If you follow this blog regularly you’ll know I’ve been doing a guest blog series called Revenge of the Feminerd for Bitch Magazine blogs. This post is a supplement to a post that’ll go up there on Monday June 20, on how to make Miis for Nintendo Wii based on famous feminist nerds.
When I started my blog series at Bitch, I asked readers to comment on their feminerd role models, and they had lots of great suggestions. Some already had instructions at MiiCharacters.com, but some weren’t and I had a couple ideas of my own. So here are detailed instructions for how to make Miis of Kari Byron from MythBusters, Rachel Maddow, and Penelope Garcia from Criminal Minds.
I’m not making recommendations for Mii height/weight and favourite colour, so feel free to take license on those.
This year’s ad campaign for Toronto Pride is causing controversy in the LGBT blogosphere. The ad, part of a campaign called “Don’t Just Get Pumped, get Pride Pumped” features “Toronto fitness guru Brody” advertising his “Pride Pump” workout, which includes exercises like “Sexy Sparkle Crunches” and “Bangin’ Booty Butt Clenches”:
I asked folks on Twitter what they thought, and by and large the ones who responded weren’t really fans. One follower said she thought the biggest problem was poor execution, while another said her first response was, “Huh, sad.”
I didn’t find the Toronto Pride Pump ad particularly offensive, but I didn’t find it funny, either.
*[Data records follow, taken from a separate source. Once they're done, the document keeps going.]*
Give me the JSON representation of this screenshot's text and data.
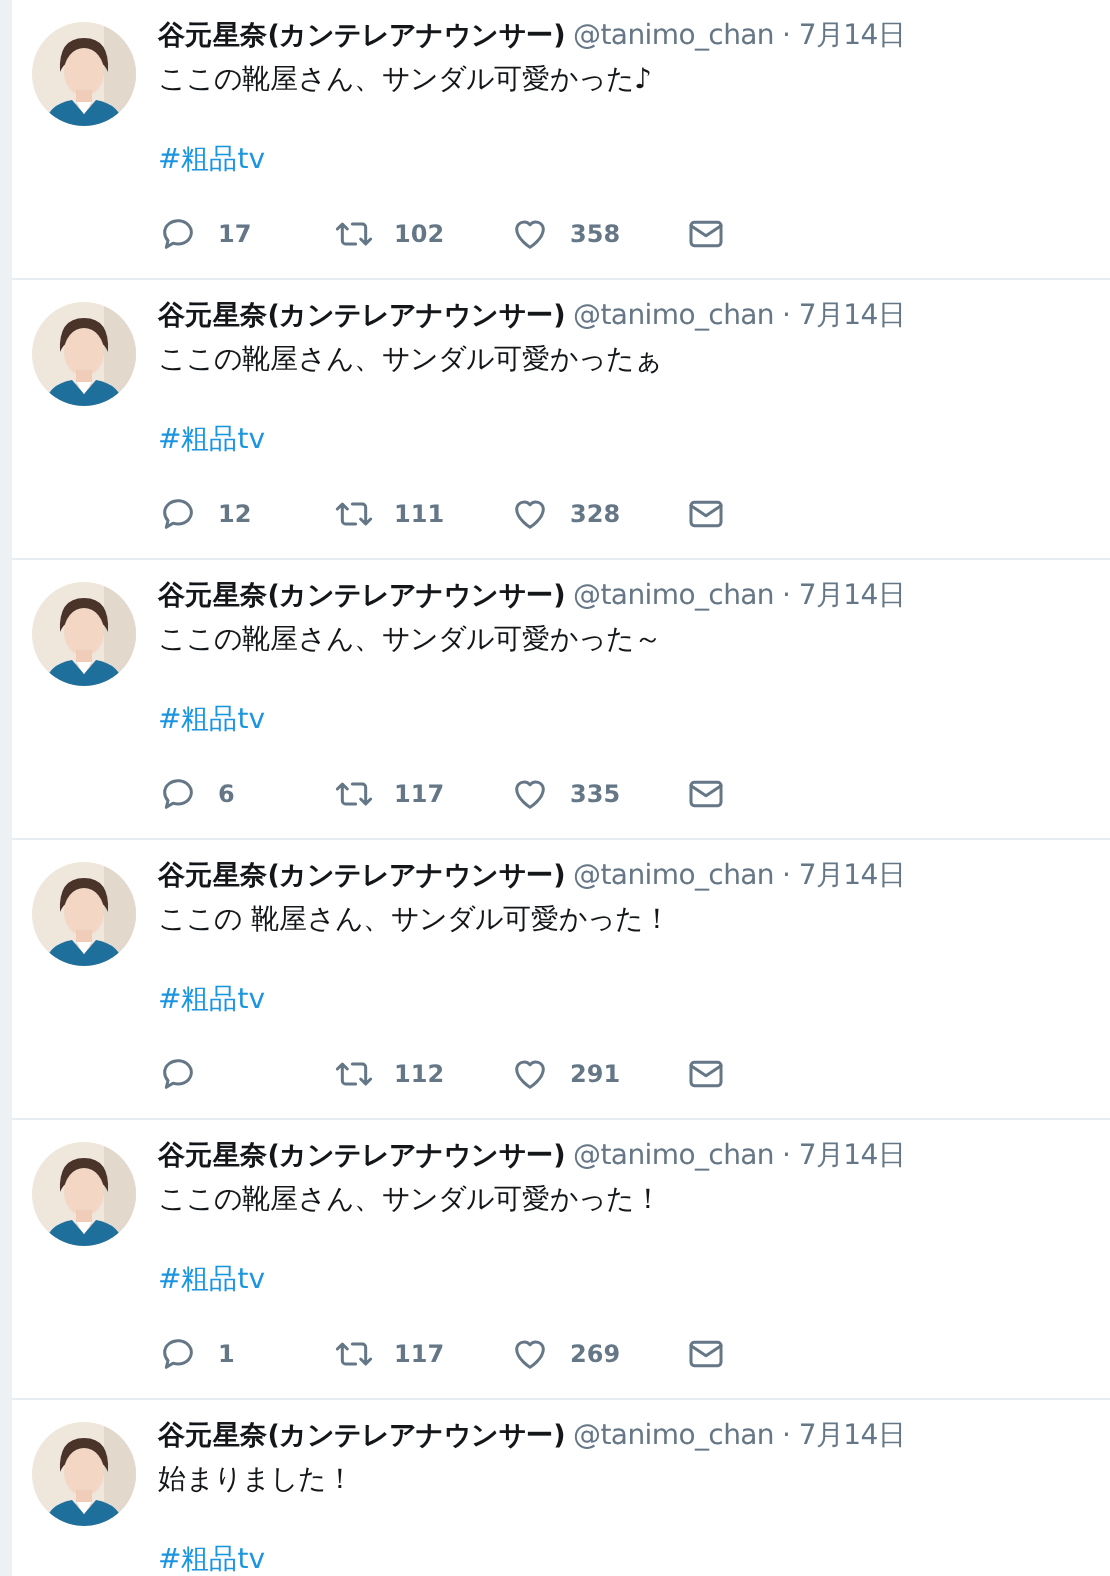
{
  "tweets": [
    {
      "name": "谷元星奈(カンテレアナウンサー)",
      "handle": "@tanimo_chan",
      "date": "· 7月14日",
      "text": "ここの靴屋さん、サンダル可愛かった♪",
      "hashtag": "#粗品tv",
      "actions": {
        "replies": "17",
        "retweets": "102",
        "likes": "358"
      }
    },
    {
      "name": "谷元星奈(カンテレアナウンサー)",
      "handle": "@tanimo_chan",
      "date": "· 7月14日",
      "text": "ここの靴屋さん、サンダル可愛かったぁ",
      "hashtag": "#粗品tv",
      "actions": {
        "replies": "12",
        "retweets": "111",
        "likes": "328"
      }
    },
    {
      "name": "谷元星奈(カンテレアナウンサー)",
      "handle": "@tanimo_chan",
      "date": "· 7月14日",
      "text": "ここの靴屋さん、サンダル可愛かった～",
      "hashtag": "#粗品tv",
      "actions": {
        "replies": "6",
        "retweets": "117",
        "likes": "335"
      }
    },
    {
      "name": "谷元星奈(カンテレアナウンサー)",
      "handle": "@tanimo_chan",
      "date": "· 7月14日",
      "text": "ここの 靴屋さん、サンダル可愛かった！",
      "hashtag": "#粗品tv",
      "actions": {
        "retweets": "112",
        "likes": "291"
      }
    },
    {
      "name": "谷元星奈(カンテレアナウンサー)",
      "handle": "@tanimo_chan",
      "date": "· 7月14日",
      "text": "ここの靴屋さん、サンダル可愛かった！",
      "hashtag": "#粗品tv",
      "actions": {
        "replies": "1",
        "retweets": "117",
        "likes": "269"
      }
    },
    {
      "name": "谷元星奈(カンテレアナウンサー)",
      "handle": "@tanimo_chan",
      "date": "· 7月14日",
      "text": "始まりました！",
      "hashtag": "#粗品tv"
    }
  ]
}
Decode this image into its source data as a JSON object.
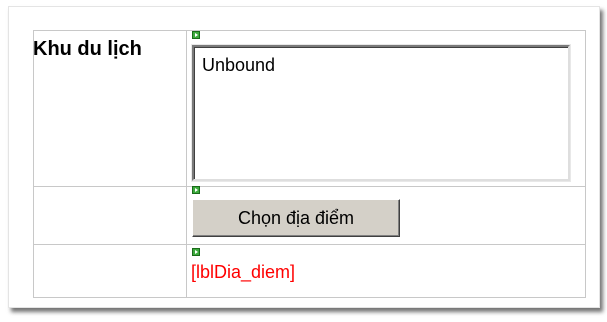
{
  "form": {
    "row1_label": "Khu du lịch",
    "textarea_value": "Unbound",
    "button_label": "Chọn địa điểm",
    "label_control": "[lblDia_diem]"
  },
  "colors": {
    "label_control": "#ff0000",
    "button_bg": "#d4d0c8",
    "marker": "#3caa3c"
  }
}
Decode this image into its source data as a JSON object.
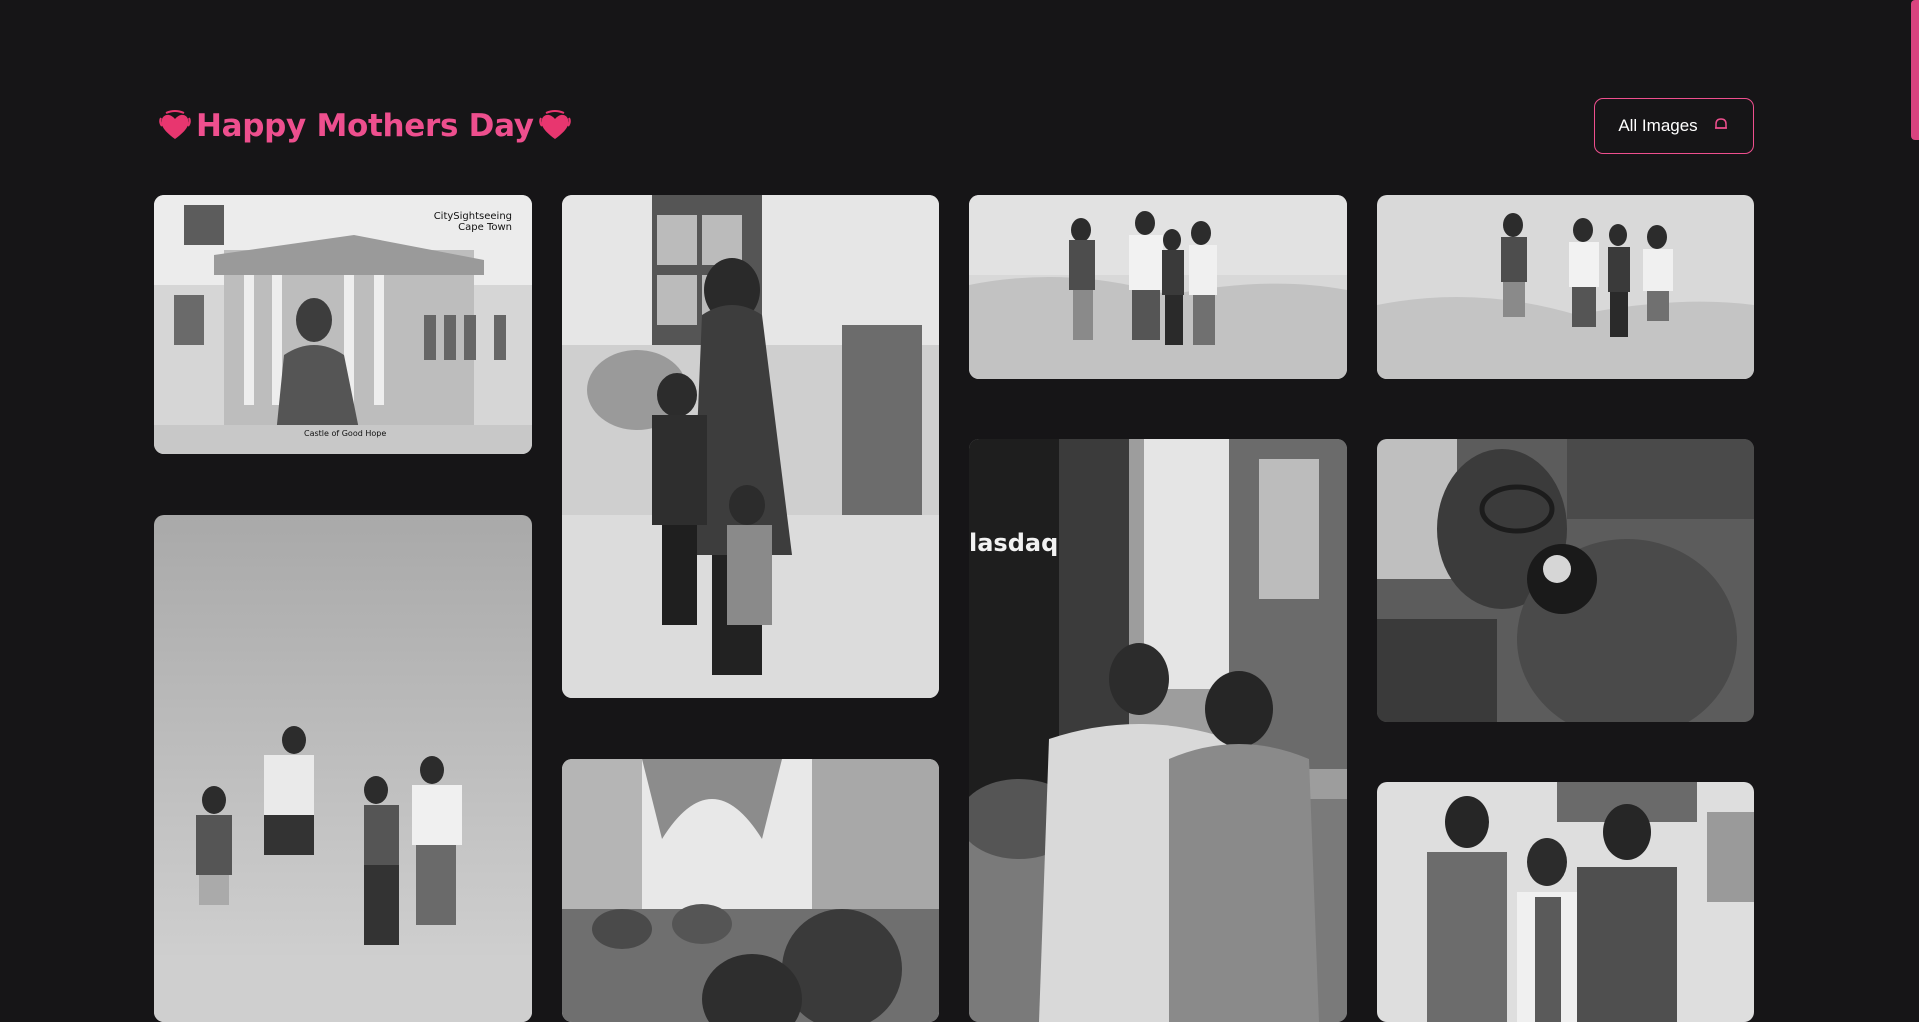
{
  "header": {
    "title": "Happy Mothers Day",
    "left_emoji": "heart-icon",
    "right_emoji": "heart-icon",
    "accent_color": "#ee4f8e"
  },
  "controls": {
    "all_images_label": "All Images",
    "all_images_icon": "bell-icon"
  },
  "colors": {
    "background": "#161517",
    "accent": "#ee4f8e",
    "button_text": "#ffffff"
  },
  "gallery": {
    "photos": [
      {
        "name": "photo-castle-of-good-hope",
        "caption_top": "CitySightseeing Cape Town",
        "caption_bottom": "Castle of Good Hope"
      },
      {
        "name": "photo-family-indoors"
      },
      {
        "name": "photo-desert-group-standing"
      },
      {
        "name": "photo-desert-group-jumping"
      },
      {
        "name": "photo-desert-jump-tall"
      },
      {
        "name": "photo-times-square",
        "sign_text": "lasdaq"
      },
      {
        "name": "photo-selfie-car"
      },
      {
        "name": "photo-palace-selfie"
      },
      {
        "name": "photo-three-indoors"
      }
    ]
  }
}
And what annoyed me was that it reinforced the idea that Pride is all about gay men. There were a couple women in the video but they didn’t get a lot of play and didn’t really look like they were having fun. Organizers of the Trans March and Dyke March have often struggled for recognition next to the larger Pride parade and it would’ve been better to make an ad that exemplified a greater cross-section of the queer community.
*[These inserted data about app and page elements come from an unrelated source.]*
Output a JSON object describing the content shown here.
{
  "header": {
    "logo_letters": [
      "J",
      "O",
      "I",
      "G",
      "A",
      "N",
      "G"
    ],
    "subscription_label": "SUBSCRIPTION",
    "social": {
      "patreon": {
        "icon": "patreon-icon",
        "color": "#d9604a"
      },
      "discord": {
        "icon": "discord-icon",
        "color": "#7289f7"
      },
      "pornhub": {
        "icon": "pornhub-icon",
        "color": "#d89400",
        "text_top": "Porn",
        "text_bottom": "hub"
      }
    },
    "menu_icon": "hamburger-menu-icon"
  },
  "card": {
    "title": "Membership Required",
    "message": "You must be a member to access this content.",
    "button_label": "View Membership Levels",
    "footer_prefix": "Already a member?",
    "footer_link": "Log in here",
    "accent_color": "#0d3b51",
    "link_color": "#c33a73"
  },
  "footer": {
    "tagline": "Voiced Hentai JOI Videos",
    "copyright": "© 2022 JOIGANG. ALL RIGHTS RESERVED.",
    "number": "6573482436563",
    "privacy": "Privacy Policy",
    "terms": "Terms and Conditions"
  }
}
Alas, A Blog has info and a video of an interview with Kathryn Edin, who’s spent five years interviewing poor women of all ages and races in Philadelphia and Camden, New Jersey. Looks like her new book, Promises to Keep, will be a good read.
Ariana at Vancouver’s The F Word blog has a great post on the assault on women’s centres, groups, and services by the Canadian federal government and provincial governments. The post helps to rally feminists to tell Harper especially that women won’t “go back to the basement”.
Via the Mary Sue, DC has released the new lineup of female characters. The big, controversial news is that Barbara Gordon’s coming back as Batgirl, which has led to some dismay about the erasure of Gordon as Oracle.
Reading the 24 Hours I came across this story: “Canadian Ignorant about HIV: Survey”, which discussed the results of a recent natural study that revealed only 50% of Canadians believe condoms to be effective against HIV transmission, when they’ve been shown to be 80% effective in stopping HIV transmission between heterosexuals.
I was surprised at the number too so I thought it was a good opportunity to have an open thread on sex ed.
I had my first sex ed class in Grade 6, for which my school brought in a local public health nurse. She also did sessions for classes in grades 8 and 9 at my Junior High. She addressed a range of issues, including same-sex sex, the use of dental dams for oral sex, and the normalcy of masturbation. In Grade 7 sex ed was part of our science curriculum and was taught by our teacher, who treated heterosexual sex as normal. In High School sex ed went from being part of gym class (a couple very awkward sessions where the gym teachers would put us in a room and show us videos like “Captain Condom” and one about a boy concerned about his penis size), to being part of Career and Personal Planning. I found the sessions run by the public health nurse much more honest, open, and useful than the ones teachers were forced into teaching.
So what was your experience? Some questions to start things off:
1. Where did you get most of your sex ed? (School, parents, friends, on your own on the internet?)
2. If you had sex ed in school, what was it like? Who taught it? Anything particularly memorable?
3. Were there particular topics that weren’t covered?